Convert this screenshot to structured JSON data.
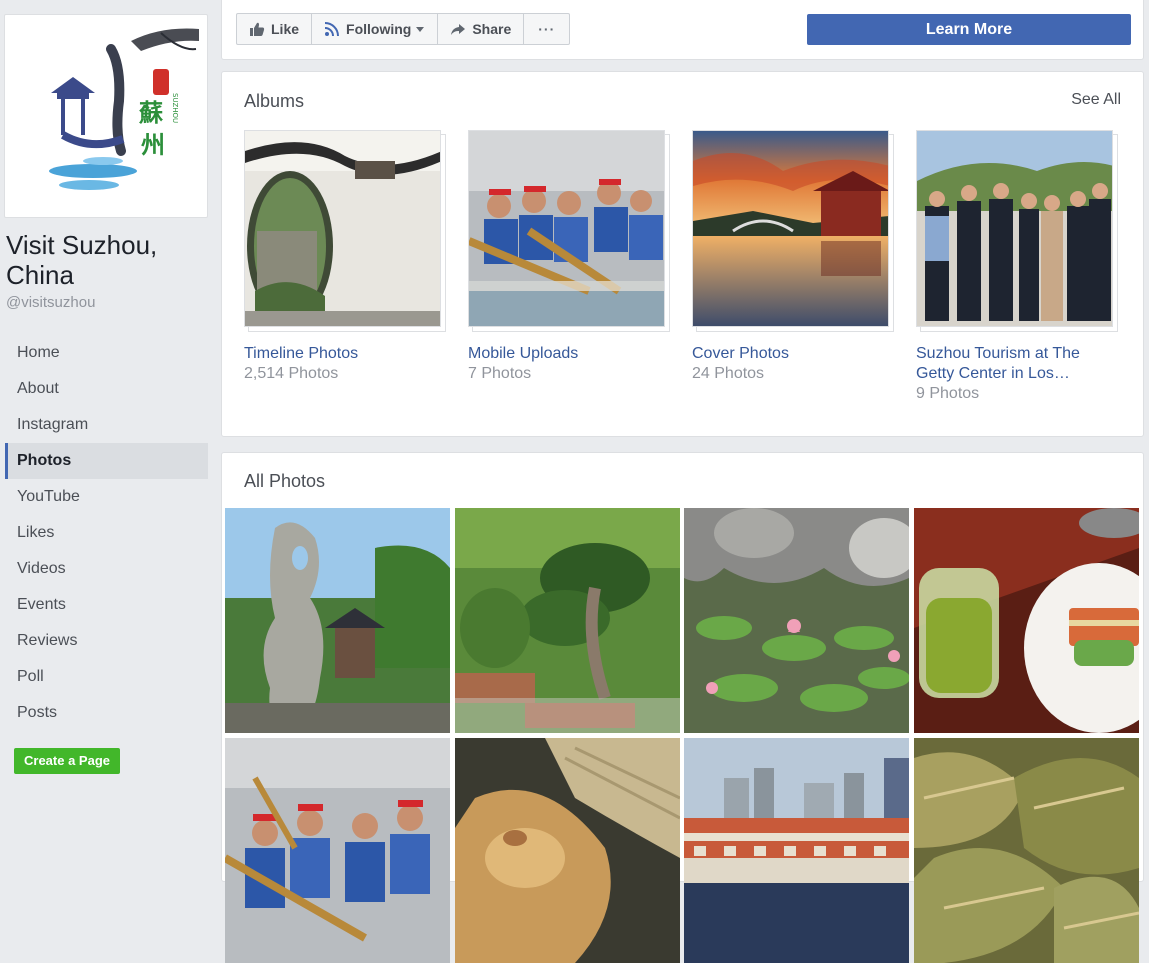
{
  "page": {
    "name": "Visit Suzhou, China",
    "handle": "@visitsuzhou"
  },
  "logo": {
    "lettering": "苏州 SUZHOU"
  },
  "nav": {
    "items": [
      {
        "label": "Home"
      },
      {
        "label": "About"
      },
      {
        "label": "Instagram"
      },
      {
        "label": "Photos",
        "active": true
      },
      {
        "label": "YouTube"
      },
      {
        "label": "Likes"
      },
      {
        "label": "Videos"
      },
      {
        "label": "Events"
      },
      {
        "label": "Reviews"
      },
      {
        "label": "Poll"
      },
      {
        "label": "Posts"
      }
    ],
    "create_page_label": "Create a Page"
  },
  "actions": {
    "like": "Like",
    "following": "Following",
    "share": "Share",
    "more": "···",
    "cta": "Learn More"
  },
  "albums": {
    "title": "Albums",
    "see_all": "See All",
    "items": [
      {
        "title": "Timeline Photos",
        "count": "2,514 Photos",
        "image": "garden moon gate"
      },
      {
        "title": "Mobile Uploads",
        "count": "7 Photos",
        "image": "dragon boat rowers"
      },
      {
        "title": "Cover Photos",
        "count": "24 Photos",
        "image": "pavilion at sunset"
      },
      {
        "title": "Suzhou Tourism at The Getty Center in Los…",
        "count": "9 Photos",
        "image": "group photo"
      }
    ]
  },
  "all_photos": {
    "title": "All Photos",
    "items": [
      {
        "image": "taihu rock and pavilion"
      },
      {
        "image": "bonsai garden"
      },
      {
        "image": "lotus pond"
      },
      {
        "image": "green tea and pastry"
      },
      {
        "image": "dragon boat rowers"
      },
      {
        "image": "zongzi rice dumpling"
      },
      {
        "image": "waterfront buildings"
      },
      {
        "image": "zongzi dumplings"
      }
    ]
  },
  "colors": {
    "link": "#365899",
    "accent": "#4267b2",
    "create_page": "#42b72a",
    "background": "#e9ebee"
  }
}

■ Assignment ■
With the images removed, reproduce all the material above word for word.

■ Output for this exercise ■
Convert this screenshot to structured JSON data.
{
  "page": {
    "name": "Visit Suzhou, China",
    "handle": "@visitsuzhou"
  },
  "logo": {
    "lettering": "苏州 SUZHOU"
  },
  "nav": {
    "items": [
      {
        "label": "Home"
      },
      {
        "label": "About"
      },
      {
        "label": "Instagram"
      },
      {
        "label": "Photos",
        "active": true
      },
      {
        "label": "YouTube"
      },
      {
        "label": "Likes"
      },
      {
        "label": "Videos"
      },
      {
        "label": "Events"
      },
      {
        "label": "Reviews"
      },
      {
        "label": "Poll"
      },
      {
        "label": "Posts"
      }
    ],
    "create_page_label": "Create a Page"
  },
  "actions": {
    "like": "Like",
    "following": "Following",
    "share": "Share",
    "more": "···",
    "cta": "Learn More"
  },
  "albums": {
    "title": "Albums",
    "see_all": "See All",
    "items": [
      {
        "title": "Timeline Photos",
        "count": "2,514 Photos",
        "image": "garden moon gate"
      },
      {
        "title": "Mobile Uploads",
        "count": "7 Photos",
        "image": "dragon boat rowers"
      },
      {
        "title": "Cover Photos",
        "count": "24 Photos",
        "image": "pavilion at sunset"
      },
      {
        "title": "Suzhou Tourism at The Getty Center in Los…",
        "count": "9 Photos",
        "image": "group photo"
      }
    ]
  },
  "all_photos": {
    "title": "All Photos",
    "items": [
      {
        "image": "taihu rock and pavilion"
      },
      {
        "image": "bonsai garden"
      },
      {
        "image": "lotus pond"
      },
      {
        "image": "green tea and pastry"
      },
      {
        "image": "dragon boat rowers"
      },
      {
        "image": "zongzi rice dumpling"
      },
      {
        "image": "waterfront buildings"
      },
      {
        "image": "zongzi dumplings"
      }
    ]
  },
  "colors": {
    "link": "#365899",
    "accent": "#4267b2",
    "create_page": "#42b72a",
    "background": "#e9ebee"
  }
}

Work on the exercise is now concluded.